6)What are the treatment options available for cancer?

Nikita Talani

Basically, we have solid cancers which affect organs and liquid of blood cancers that affect the blood and the lymph nodes. These are commonly leukemia and lymphoma. Usually, liquid cancers or blood and lymphoma cancers are treated with chemotherapy with or without radiotherapy. There are other forms of treatment of these cancers which sometimes are used such as bone marrow transplant and lately what we call the CAR T -cell therapy. Solid organ cancers are treated by and large by surgery and radiotherapy. Both of these, when indicated, are curable. Chemotherapy is used to supplement and increase the success rate of surgery and radiotherapy. The fourth arm, which has now come in use is biological agents that target various receptors on the cells and immunotherapy which works on the immune mechanism. They are called checkpoint inhibitors helping in the treatment of cancers.

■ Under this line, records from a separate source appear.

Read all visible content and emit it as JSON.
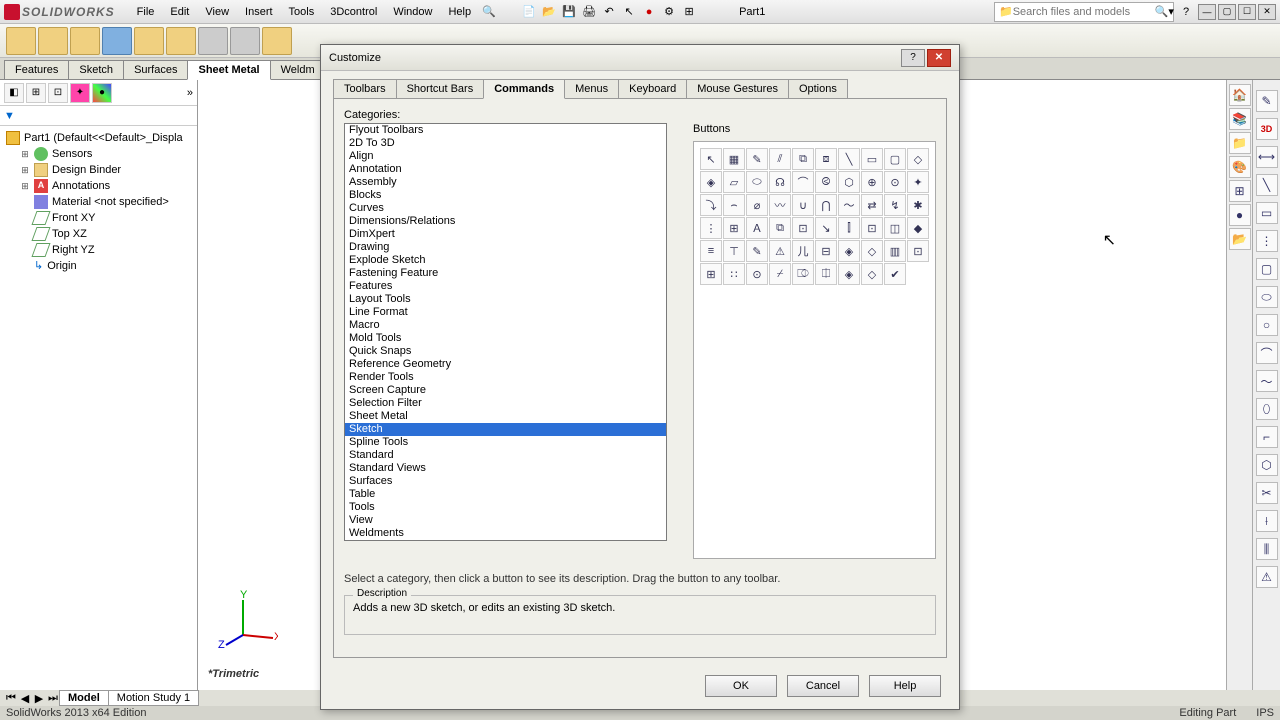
{
  "app": {
    "logo_text": "SOLIDWORKS",
    "doc_name": "Part1"
  },
  "menu": [
    "File",
    "Edit",
    "View",
    "Insert",
    "Tools",
    "3Dcontrol",
    "Window",
    "Help"
  ],
  "search": {
    "placeholder": "Search files and models"
  },
  "cm_tabs": [
    "Features",
    "Sketch",
    "Surfaces",
    "Sheet Metal",
    "Weldm"
  ],
  "cm_active": 3,
  "tree": {
    "root": "Part1 (Default<<Default>_Displa",
    "items": [
      "Sensors",
      "Design Binder",
      "Annotations",
      "Material <not specified>",
      "Front XY",
      "Top XZ",
      "Right YZ",
      "Origin"
    ]
  },
  "triad_label": "*Trimetric",
  "bottom_tabs": [
    "Model",
    "Motion Study 1"
  ],
  "status": {
    "left": "SolidWorks 2013 x64 Edition",
    "right1": "Editing Part",
    "right2": "IPS"
  },
  "dialog": {
    "title": "Customize",
    "tabs": [
      "Toolbars",
      "Shortcut Bars",
      "Commands",
      "Menus",
      "Keyboard",
      "Mouse Gestures",
      "Options"
    ],
    "active_tab": 2,
    "cat_label": "Categories:",
    "categories": [
      "Flyout Toolbars",
      "2D To 3D",
      "Align",
      "Annotation",
      "Assembly",
      "Blocks",
      "Curves",
      "Dimensions/Relations",
      "DimXpert",
      "Drawing",
      "Explode Sketch",
      "Fastening Feature",
      "Features",
      "Layout Tools",
      "Line Format",
      "Macro",
      "Mold Tools",
      "Quick Snaps",
      "Reference Geometry",
      "Render Tools",
      "Screen Capture",
      "Selection Filter",
      "Sheet Metal",
      "Sketch",
      "Spline Tools",
      "Standard",
      "Standard Views",
      "Surfaces",
      "Table",
      "Tools",
      "View",
      "Weldments"
    ],
    "selected_cat": 23,
    "btn_label": "Buttons",
    "hint": "Select a category, then click a button to see its description. Drag the button to any toolbar.",
    "desc_label": "Description",
    "desc_text": "Adds a new 3D sketch, or edits an existing 3D sketch.",
    "ok": "OK",
    "cancel": "Cancel",
    "help": "Help"
  },
  "button_glyphs": [
    "↖",
    "▦",
    "✎",
    "⫽",
    "⧉",
    "⧈",
    "╲",
    "▭",
    "▢",
    "◇",
    "◈",
    "▱",
    "⬭",
    "☊",
    "⌒",
    "⧀",
    "⬡",
    "⊕",
    "⊙",
    "✦",
    "⤵",
    "⌢",
    "⌀",
    "〰",
    "∪",
    "⋂",
    "〜",
    "⇄",
    "↯",
    "✱",
    "⋮",
    "⊞",
    "Ａ",
    "⧉",
    "⊡",
    "↘",
    "⫿",
    "⊡",
    "◫",
    "◆",
    "≡",
    "⊤",
    "✎",
    "⚠",
    "⼉",
    "⊟",
    "◈",
    "◇",
    "▥",
    "⊡",
    "⊞",
    "∷",
    "⊙",
    "⌿",
    "⎄",
    "⎅",
    "◈",
    "◇",
    "✔"
  ]
}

7)What are the potential side effects of cancer treatments?

Divya Balan

The side effects of cancers depending on the modality used. Surgery entails risk of anesthesia, but more importantly, risk of function and cosmoses because parts of the organ affected are removed. Example, a lady might have cosmetic problems when a part of the breast is removed. Someone might have a part of the jaw removed or a limb removed. The side effects of radiotherapy are raised that act on the cancer and surrounding tissues. If radiotherapy is given to the face, it can cause darkening of the face, malfunctioning of the salivary glands that come in the field. They can cause hoarseness of voice because of effects on the voice box. They can cause damage to the cartilage. You give on the breast in a lady radiotherapy. It can affect the blood vessels of the heart or the heart muscle. Chemotherapy acts on all multiplying cells. So, there is hair loss, fall in blood counts.

People in the reproductive ages have lower fertility because of damage to the testes and ovaries. And also, there can be Myo Cocytus. That means the intestinal lining can get inflamed, resulting in nausea, vomiting, loose motions. Sometime a fall in blood counts which occurs with chemotherapy can be very life-threatening because the white blood cells fall low and make the patient susceptible to infection.

8)Are there any specific dietary recommendations for cancer patients?

Poonam Gupta

When healing from cancer or even before therapy, you need to stay hydrated, have a diet rich in proteins and calories, because most of the treatments take us into what we call a negative catabolic phase, and having a diet rich in proteins and calories will be very, very helpful. Also, diets rich in vitamin A, C and E are chemo-preventive, and therefore diets rich in colored fruits and vegetables are beneficial. Avoid fats, avoid trans fats, which are not only unhealthy for cancer treatment, but also for other non -communicable diseases as well.

9)How can I ensure that I am receiving the best possible care for my cancer?

Stanley Nathan

You can ensure you’re getting the best possible care for your cancer by first staying aware of the warning signs coming at an early stage. Choose your doctor very carefully. The doctor should be a specialist, not only in cancer, but a specialist in the type of cancer for which you seek treatment.

Medical science has shown that if you have a doctor who specializes in treatment, what we call vertical or side specialization, they have better outcomes than those that are general oncologists. We also know that doctors who do a particular procedure or hospitals that have that procedure running in larger numbers have better outcomes.

You can also get better outcomes by choosing a health centre that has the best infrastructure, be it support for surgery, by way of robotic or laparoscopic if required, rather than open, by way of fine radiotherapy machines that can give minimal side effects, and by institutions that have full support for the full range of chemotherapy that include good daycare facilities, adequate nursing staffs to manage the complications, those that are adept for bone marrow transplant and CAR T -cell therapy. Research literature has also shown that institutions that partake in academics and research have better outcomes than pure community -based centres.